Centipede’s have long antennae. Their back legs are much longer than the rest in order to help them project backwards.
Usually live outdoors in damp areas such as under leaves, stones, boards, tree bark, or in mulch around outdoor plantings. When these centipede habitats are near a home’s foundation, centipedes will wander inside where they may be found at floor level almost anywhere.
Centipedes eat only insects (carnivorous) such as spiders and ants, which can be beneficial to have them around if they can be tolerated.
They develop by gradual metamorphosis, so immature have a similar appearance to adults, but are smaller. Eggs are laid in the damp places that they live in, as well as behind sheaving, shingling, mulch and floor covering of landscaped areas, rocks and beneath bark on firewood. All life stages can be observed running rapidly across floors or accidentally trapped in bathtubs, sinks, and lavatories.
Accidentally injured, larger centipedes may bite, causing some pain and slight swelling. Actually, their ‘bites’ are not caused by their jaws or mouthparts, but by the front legs which are modified to look and function like jaws and contain venom glands. Smaller species are not large enough to penetrate human skin.

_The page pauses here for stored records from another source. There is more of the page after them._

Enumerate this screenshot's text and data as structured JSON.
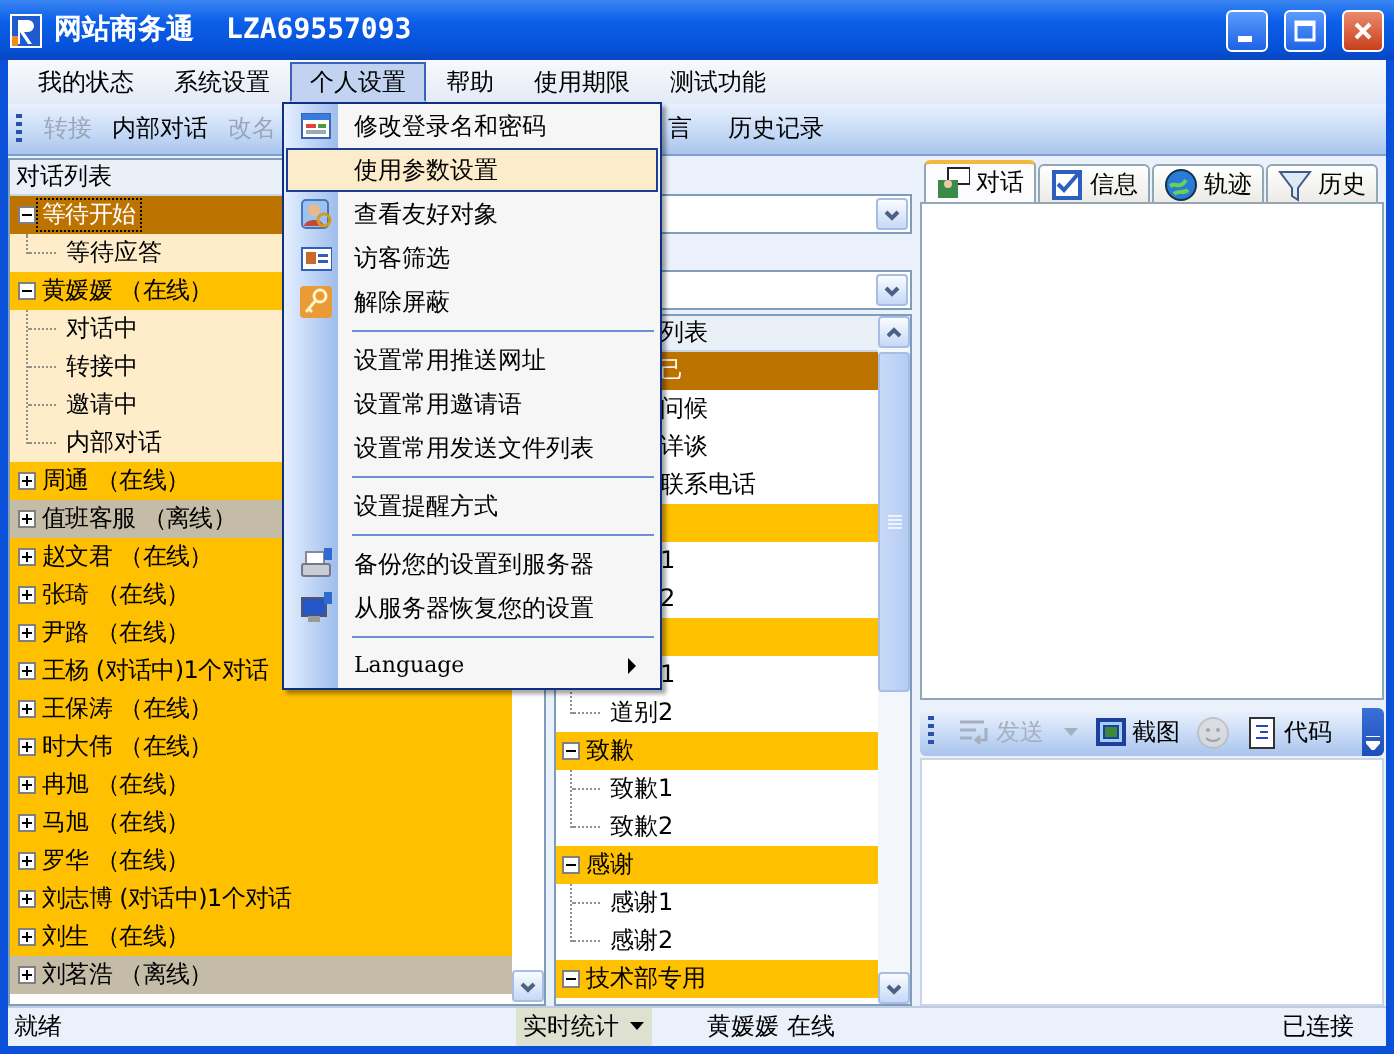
{
  "window": {
    "title": "网站商务通",
    "account": "LZA69557093"
  },
  "menu_bar": [
    {
      "label": "我的状态",
      "selected": false
    },
    {
      "label": "系统设置",
      "selected": false
    },
    {
      "label": "个人设置",
      "selected": true
    },
    {
      "label": "帮助",
      "selected": false
    },
    {
      "label": "使用期限",
      "selected": false
    },
    {
      "label": "测试功能",
      "selected": false
    }
  ],
  "toolbar": [
    {
      "label": "转接",
      "disabled": true
    },
    {
      "label": "内部对话",
      "disabled": false
    },
    {
      "label": "改名",
      "disabled": true
    },
    {
      "label": "言",
      "disabled": false,
      "cut": true
    },
    {
      "label": "历史记录",
      "disabled": false
    }
  ],
  "conversation_list": {
    "header": "对话列表",
    "groups": [
      {
        "label": "等待开始",
        "selected": true,
        "expanded": true,
        "children": [
          {
            "label": "等待应答"
          }
        ]
      },
      {
        "label": "黄媛媛 （在线）",
        "selected": false,
        "expanded": true,
        "color": "#ffc000",
        "children": [
          {
            "label": "对话中"
          },
          {
            "label": "转接中"
          },
          {
            "label": "邀请中"
          },
          {
            "label": "内部对话"
          }
        ]
      },
      {
        "label": "周通 （在线）",
        "selected": false,
        "expanded": false,
        "color": "#ffc000"
      },
      {
        "label": "值班客服 （离线）",
        "selected": false,
        "expanded": false,
        "color": "#c4bca6"
      },
      {
        "label": "赵文君 （在线）",
        "selected": false,
        "expanded": false,
        "color": "#ffc000"
      },
      {
        "label": "张琦 （在线）",
        "selected": false,
        "expanded": false,
        "color": "#ffc000"
      },
      {
        "label": "尹路 （在线）",
        "selected": false,
        "expanded": false,
        "color": "#ffc000"
      },
      {
        "label": "王杨 (对话中)1个对话",
        "selected": false,
        "expanded": false,
        "color": "#ffc000"
      },
      {
        "label": "王保涛 （在线）",
        "selected": false,
        "expanded": false,
        "color": "#ffc000"
      },
      {
        "label": "时大伟 （在线）",
        "selected": false,
        "expanded": false,
        "color": "#ffc000"
      },
      {
        "label": "冉旭 （在线）",
        "selected": false,
        "expanded": false,
        "color": "#ffc000"
      },
      {
        "label": "马旭 （在线）",
        "selected": false,
        "expanded": false,
        "color": "#ffc000"
      },
      {
        "label": "罗华 （在线）",
        "selected": false,
        "expanded": false,
        "color": "#ffc000"
      },
      {
        "label": "刘志博 (对话中)1个对话",
        "selected": false,
        "expanded": false,
        "color": "#ffc000"
      },
      {
        "label": "刘生 （在线）",
        "selected": false,
        "expanded": false,
        "color": "#ffc000"
      },
      {
        "label": "刘茗浩 （离线）",
        "selected": false,
        "expanded": false,
        "color": "#c4bca6"
      }
    ]
  },
  "phrase_list": {
    "header": {
      "label": "列表",
      "cut": true
    },
    "groups": [
      {
        "label": "己",
        "cut": true,
        "selected": true,
        "children": [
          {
            "label": "问候",
            "cut": true
          },
          {
            "label": "详谈",
            "cut": true
          },
          {
            "label": "联系电话",
            "cut": true
          }
        ]
      },
      {
        "selected": false,
        "children": [
          {
            "label": "1",
            "cut": true
          },
          {
            "label": "2",
            "cut": true
          }
        ]
      },
      {
        "selected": false,
        "children": [
          {
            "label": "1",
            "cut": true
          },
          {
            "label": "道别2"
          }
        ]
      },
      {
        "label": "致歉",
        "selected": false,
        "expanded": true,
        "children": [
          {
            "label": "致歉1"
          },
          {
            "label": "致歉2"
          }
        ]
      },
      {
        "label": "感谢",
        "selected": false,
        "expanded": true,
        "children": [
          {
            "label": "感谢1"
          },
          {
            "label": "感谢2"
          }
        ]
      },
      {
        "label": "技术部专用",
        "selected": false,
        "expanded": true
      }
    ]
  },
  "menu": {
    "items": [
      {
        "kind": "item",
        "label": "修改登录名和密码",
        "selected": false
      },
      {
        "kind": "item",
        "label": "使用参数设置",
        "selected": true
      },
      {
        "kind": "item",
        "label": "查看友好对象",
        "selected": false
      },
      {
        "kind": "item",
        "label": "访客筛选",
        "selected": false
      },
      {
        "kind": "item",
        "label": "解除屏蔽",
        "selected": false
      },
      {
        "kind": "separator"
      },
      {
        "kind": "item",
        "label": "设置常用推送网址",
        "selected": false
      },
      {
        "kind": "item",
        "label": "设置常用邀请语",
        "selected": false
      },
      {
        "kind": "item",
        "label": "设置常用发送文件列表",
        "selected": false
      },
      {
        "kind": "separator"
      },
      {
        "kind": "item",
        "label": "设置提醒方式",
        "selected": false
      },
      {
        "kind": "separator"
      },
      {
        "kind": "item",
        "label": "备份您的设置到服务器",
        "selected": false
      },
      {
        "kind": "item",
        "label": "从服务器恢复您的设置",
        "selected": false
      },
      {
        "kind": "separator"
      },
      {
        "kind": "submenu",
        "label": "Language",
        "selected": false
      }
    ]
  },
  "tabs": [
    {
      "label": "对话",
      "selected": true
    },
    {
      "label": "信息",
      "selected": false
    },
    {
      "label": "轨迹",
      "selected": false
    },
    {
      "label": "历史",
      "selected": false
    }
  ],
  "input_toolbar": [
    {
      "kind": "dropdown",
      "label": "发送",
      "disabled": true
    },
    {
      "kind": "button",
      "label": "截图",
      "disabled": false
    },
    {
      "kind": "icon",
      "disabled": true
    },
    {
      "kind": "button",
      "label": "代码",
      "disabled": false
    }
  ],
  "status_bar": {
    "message": "就绪",
    "stats_button": "实时统计",
    "user": "黄媛媛 在线",
    "connection": "已连接"
  }
}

Centipede bites are usually not serious, but an antiseptic should be used and a physician consulted when the skin is punctured.
Controlling the debris that provides them shelter, and controlling the other insects that they eat will help reduce their population.